Goal of the exercise:
No record may be left out; print them all verbatim.

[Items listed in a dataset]
+-------+

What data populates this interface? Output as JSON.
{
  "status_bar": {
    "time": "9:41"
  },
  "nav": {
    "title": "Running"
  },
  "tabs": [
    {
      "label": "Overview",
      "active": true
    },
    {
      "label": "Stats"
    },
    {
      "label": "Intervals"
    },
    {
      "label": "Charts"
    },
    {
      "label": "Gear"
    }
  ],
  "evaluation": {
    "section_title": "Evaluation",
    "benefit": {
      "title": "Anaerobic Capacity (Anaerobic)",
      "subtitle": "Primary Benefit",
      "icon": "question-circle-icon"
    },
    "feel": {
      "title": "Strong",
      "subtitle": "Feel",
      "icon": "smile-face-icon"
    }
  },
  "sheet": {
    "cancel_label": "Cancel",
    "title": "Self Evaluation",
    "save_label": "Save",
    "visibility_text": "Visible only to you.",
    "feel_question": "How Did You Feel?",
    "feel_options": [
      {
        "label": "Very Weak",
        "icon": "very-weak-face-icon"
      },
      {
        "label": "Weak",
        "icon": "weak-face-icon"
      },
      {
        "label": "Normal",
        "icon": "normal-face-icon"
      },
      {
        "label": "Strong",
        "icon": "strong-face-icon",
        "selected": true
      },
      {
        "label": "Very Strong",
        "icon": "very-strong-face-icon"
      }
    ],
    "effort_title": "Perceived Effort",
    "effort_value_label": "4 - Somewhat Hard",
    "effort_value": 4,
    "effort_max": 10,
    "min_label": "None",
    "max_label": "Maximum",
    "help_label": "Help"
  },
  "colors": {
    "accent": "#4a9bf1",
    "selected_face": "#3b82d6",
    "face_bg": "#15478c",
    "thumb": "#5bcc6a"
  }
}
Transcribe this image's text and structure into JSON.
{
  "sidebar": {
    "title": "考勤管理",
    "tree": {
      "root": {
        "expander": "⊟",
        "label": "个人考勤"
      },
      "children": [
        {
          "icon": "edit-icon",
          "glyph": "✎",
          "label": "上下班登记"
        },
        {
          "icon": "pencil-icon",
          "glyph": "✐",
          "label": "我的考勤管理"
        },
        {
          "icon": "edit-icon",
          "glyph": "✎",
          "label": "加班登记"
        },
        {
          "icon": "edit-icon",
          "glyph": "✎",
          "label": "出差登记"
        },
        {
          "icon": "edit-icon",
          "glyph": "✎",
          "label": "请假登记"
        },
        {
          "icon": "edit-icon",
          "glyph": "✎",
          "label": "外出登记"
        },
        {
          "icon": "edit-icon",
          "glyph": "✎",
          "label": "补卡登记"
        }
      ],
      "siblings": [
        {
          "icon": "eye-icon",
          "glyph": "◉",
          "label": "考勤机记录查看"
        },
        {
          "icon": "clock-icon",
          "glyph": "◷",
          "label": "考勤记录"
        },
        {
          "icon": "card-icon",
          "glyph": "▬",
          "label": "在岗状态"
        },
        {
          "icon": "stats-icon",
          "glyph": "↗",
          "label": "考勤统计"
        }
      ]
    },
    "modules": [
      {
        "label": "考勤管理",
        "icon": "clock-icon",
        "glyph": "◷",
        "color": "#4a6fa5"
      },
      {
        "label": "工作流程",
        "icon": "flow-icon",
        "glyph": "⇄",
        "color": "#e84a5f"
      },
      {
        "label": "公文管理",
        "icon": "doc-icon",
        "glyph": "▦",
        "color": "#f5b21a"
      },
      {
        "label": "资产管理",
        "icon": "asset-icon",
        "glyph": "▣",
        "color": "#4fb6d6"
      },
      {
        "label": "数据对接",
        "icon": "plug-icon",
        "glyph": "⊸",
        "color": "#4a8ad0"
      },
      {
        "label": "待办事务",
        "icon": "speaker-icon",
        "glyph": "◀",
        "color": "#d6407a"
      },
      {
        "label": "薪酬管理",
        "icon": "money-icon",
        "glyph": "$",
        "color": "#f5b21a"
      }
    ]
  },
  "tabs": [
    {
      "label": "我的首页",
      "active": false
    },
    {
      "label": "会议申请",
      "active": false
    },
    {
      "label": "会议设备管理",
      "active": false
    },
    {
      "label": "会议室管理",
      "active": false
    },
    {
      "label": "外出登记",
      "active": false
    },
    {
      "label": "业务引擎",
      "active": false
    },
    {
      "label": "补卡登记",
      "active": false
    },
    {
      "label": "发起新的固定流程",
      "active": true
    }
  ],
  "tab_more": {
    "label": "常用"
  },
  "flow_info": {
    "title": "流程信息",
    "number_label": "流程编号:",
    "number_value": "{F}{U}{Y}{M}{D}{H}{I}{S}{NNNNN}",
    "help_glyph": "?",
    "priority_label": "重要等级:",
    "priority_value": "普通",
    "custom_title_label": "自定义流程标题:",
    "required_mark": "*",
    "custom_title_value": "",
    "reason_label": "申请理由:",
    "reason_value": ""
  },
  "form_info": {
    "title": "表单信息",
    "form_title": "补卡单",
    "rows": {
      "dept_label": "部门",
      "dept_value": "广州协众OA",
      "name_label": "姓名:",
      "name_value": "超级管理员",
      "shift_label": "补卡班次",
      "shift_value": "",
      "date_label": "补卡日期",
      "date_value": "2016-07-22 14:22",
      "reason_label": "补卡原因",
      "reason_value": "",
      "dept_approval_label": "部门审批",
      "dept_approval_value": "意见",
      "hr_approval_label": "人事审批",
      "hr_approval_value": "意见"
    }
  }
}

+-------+

Finished exercise:
What data populates this interface? Output as JSON.
{
  "status_bar": {
    "time": "9:41"
  },
  "nav": {
    "title": "Running"
  },
  "tabs": [
    {
      "label": "Overview",
      "active": true
    },
    {
      "label": "Stats"
    },
    {
      "label": "Intervals"
    },
    {
      "label": "Charts"
    },
    {
      "label": "Gear"
    }
  ],
  "evaluation": {
    "section_title": "Evaluation",
    "benefit": {
      "title": "Anaerobic Capacity (Anaerobic)",
      "subtitle": "Primary Benefit",
      "icon": "question-circle-icon"
    },
    "feel": {
      "title": "Strong",
      "subtitle": "Feel",
      "icon": "smile-face-icon"
    }
  },
  "sheet": {
    "cancel_label": "Cancel",
    "title": "Self Evaluation",
    "save_label": "Save",
    "visibility_text": "Visible only to you.",
    "feel_question": "How Did You Feel?",
    "feel_options": [
      {
        "label": "Very Weak",
        "icon": "very-weak-face-icon"
      },
      {
        "label": "Weak",
        "icon": "weak-face-icon"
      },
      {
        "label": "Normal",
        "icon": "normal-face-icon"
      },
      {
        "label": "Strong",
        "icon": "strong-face-icon",
        "selected": true
      },
      {
        "label": "Very Strong",
        "icon": "very-strong-face-icon"
      }
    ],
    "effort_title": "Perceived Effort",
    "effort_value_label": "4 - Somewhat Hard",
    "effort_value": 4,
    "effort_max": 10,
    "min_label": "None",
    "max_label": "Maximum",
    "help_label": "Help"
  },
  "colors": {
    "accent": "#4a9bf1",
    "selected_face": "#3b82d6",
    "face_bg": "#15478c",
    "thumb": "#5bcc6a"
  }
}
Transcribe this image's text and structure into JSON.
{
  "sidebar": {
    "title": "考勤管理",
    "tree": {
      "root": {
        "expander": "⊟",
        "label": "个人考勤"
      },
      "children": [
        {
          "icon": "edit-icon",
          "glyph": "✎",
          "label": "上下班登记"
        },
        {
          "icon": "pencil-icon",
          "glyph": "✐",
          "label": "我的考勤管理"
        },
        {
          "icon": "edit-icon",
          "glyph": "✎",
          "label": "加班登记"
        },
        {
          "icon": "edit-icon",
          "glyph": "✎",
          "label": "出差登记"
        },
        {
          "icon": "edit-icon",
          "glyph": "✎",
          "label": "请假登记"
        },
        {
          "icon": "edit-icon",
          "glyph": "✎",
          "label": "外出登记"
        },
        {
          "icon": "edit-icon",
          "glyph": "✎",
          "label": "补卡登记"
        }
      ],
      "siblings": [
        {
          "icon": "eye-icon",
          "glyph": "◉",
          "label": "考勤机记录查看"
        },
        {
          "icon": "clock-icon",
          "glyph": "◷",
          "label": "考勤记录"
        },
        {
          "icon": "card-icon",
          "glyph": "▬",
          "label": "在岗状态"
        },
        {
          "icon": "stats-icon",
          "glyph": "↗",
          "label": "考勤统计"
        }
      ]
    },
    "modules": [
      {
        "label": "考勤管理",
        "icon": "clock-icon",
        "glyph": "◷",
        "color": "#4a6fa5"
      },
      {
        "label": "工作流程",
        "icon": "flow-icon",
        "glyph": "⇄",
        "color": "#e84a5f"
      },
      {
        "label": "公文管理",
        "icon": "doc-icon",
        "glyph": "▦",
        "color": "#f5b21a"
      },
      {
        "label": "资产管理",
        "icon": "asset-icon",
        "glyph": "▣",
        "color": "#4fb6d6"
      },
      {
        "label": "数据对接",
        "icon": "plug-icon",
        "glyph": "⊸",
        "color": "#4a8ad0"
      },
      {
        "label": "待办事务",
        "icon": "speaker-icon",
        "glyph": "◀",
        "color": "#d6407a"
      },
      {
        "label": "薪酬管理",
        "icon": "money-icon",
        "glyph": "$",
        "color": "#f5b21a"
      }
    ]
  },
  "tabs": [
    {
      "label": "我的首页",
      "active": false
    },
    {
      "label": "会议申请",
      "active": false
    },
    {
      "label": "会议设备管理",
      "active": false
    },
    {
      "label": "会议室管理",
      "active": false
    },
    {
      "label": "外出登记",
      "active": false
    },
    {
      "label": "业务引擎",
      "active": false
    },
    {
      "label": "补卡登记",
      "active": false
    },
    {
      "label": "发起新的固定流程",
      "active": true
    }
  ],
  "tab_more": {
    "label": "常用"
  },
  "flow_info": {
    "title": "流程信息",
    "number_label": "流程编号:",
    "number_value": "{F}{U}{Y}{M}{D}{H}{I}{S}{NNNNN}",
    "help_glyph": "?",
    "priority_label": "重要等级:",
    "priority_value": "普通",
    "custom_title_label": "自定义流程标题:",
    "required_mark": "*",
    "custom_title_value": "",
    "reason_label": "申请理由:",
    "reason_value": ""
  },
  "form_info": {
    "title": "表单信息",
    "form_title": "补卡单",
    "rows": {
      "dept_label": "部门",
      "dept_value": "广州协众OA",
      "name_label": "姓名:",
      "name_value": "超级管理员",
      "shift_label": "补卡班次",
      "shift_value": "",
      "date_label": "补卡日期",
      "date_value": "2016-07-22 14:22",
      "reason_label": "补卡原因",
      "reason_value": "",
      "dept_approval_label": "部门审批",
      "dept_approval_value": "意见",
      "hr_approval_label": "人事审批",
      "hr_approval_value": "意见"
    }
  }
}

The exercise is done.